According to the Women’s Sports Foundation, girl’s participation is athletics helps build lifelong social and leadership skills while also greatly benefitting their mental and physical health. The issue is, there are many reasons such as lack of access and social stigmas, that girls stop participating in athletics if they join at all. For Muslim girls, this is made even tougher by the fact that many wear hijabs, which can be warm, uncomfortable, and potentially unsafe during athletics. Enter ASIYA, an active wear company formed by Fatimah Hussein dedicated to providing high quality, modest active wear to empower Muslim women and girls to get involved in athletics.
Fatimah Hussein, a Minneapolis, MN, native saw the need to help young Muslim girls get access to sports and physical activity at the Brian Coyle Community Center. She saw that most girls would simply sit and watch the boys play sports and wouldn’t get involved. When she asked around she found that a lot of the girls’ parents were not ok with them sharing the gym time with the boys and that stopped many from participating. After this, Hussein started a once per week girls only gym time for girls between 3rd grade and high school. This allowed the girls to get active without the need to wear their modest hijabs because there weren’t any boys around. The girls’ gym time quickly filled up and the need for more space became an issue.
Hussein then formed a nonprofit called G.I.R.L.S. (Girls Initiative in Recreation and Leisurely Sports) to expand the girls only gym time to several nights a week and to further research into why the girls weren’t participating. What she found was that most girls didn’t join sports because they simply didn’t have access to the proper clothing: modest clothes that were meant for sports.
From there ASIYA was born. Rather than seek out single gender gym time, Hussein began to prototype sports focused hijabs that would empower Muslim women to seek out athletics without the need to separate themselves.
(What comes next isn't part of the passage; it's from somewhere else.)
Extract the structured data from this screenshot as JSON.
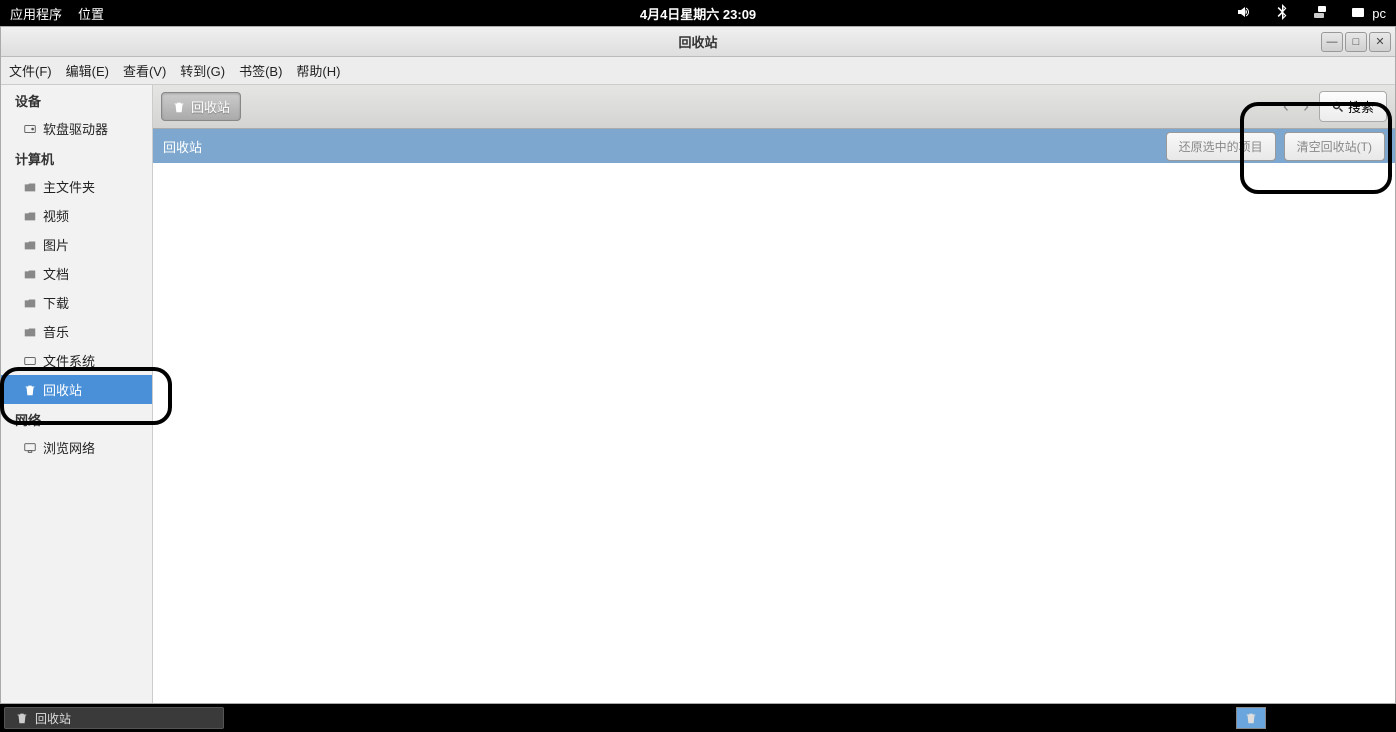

They received a lot of great feedback from the Muslim community right away, highlighting the need to change fabrics to an even lighter fabric to perfect their hijab.
After winning funding through the MN Cup in 2016, ASIYA is now growing fast. They are collaborating with high schools and community sports organizations to offer custom hijabs to attract more Muslim girls to sports programs. They are planning to expand their offerings to include full tunics and other modest active wear ideal for physical activity without compromising religious beliefs. According to Hussein, this is about more than just sports, “Giving Muslim girls access to athletics empowers them by showing that they don’t have to spectate, they can be the team captains, the star players and the leaders of tomorrow.”
Photo credit: asiyasport.com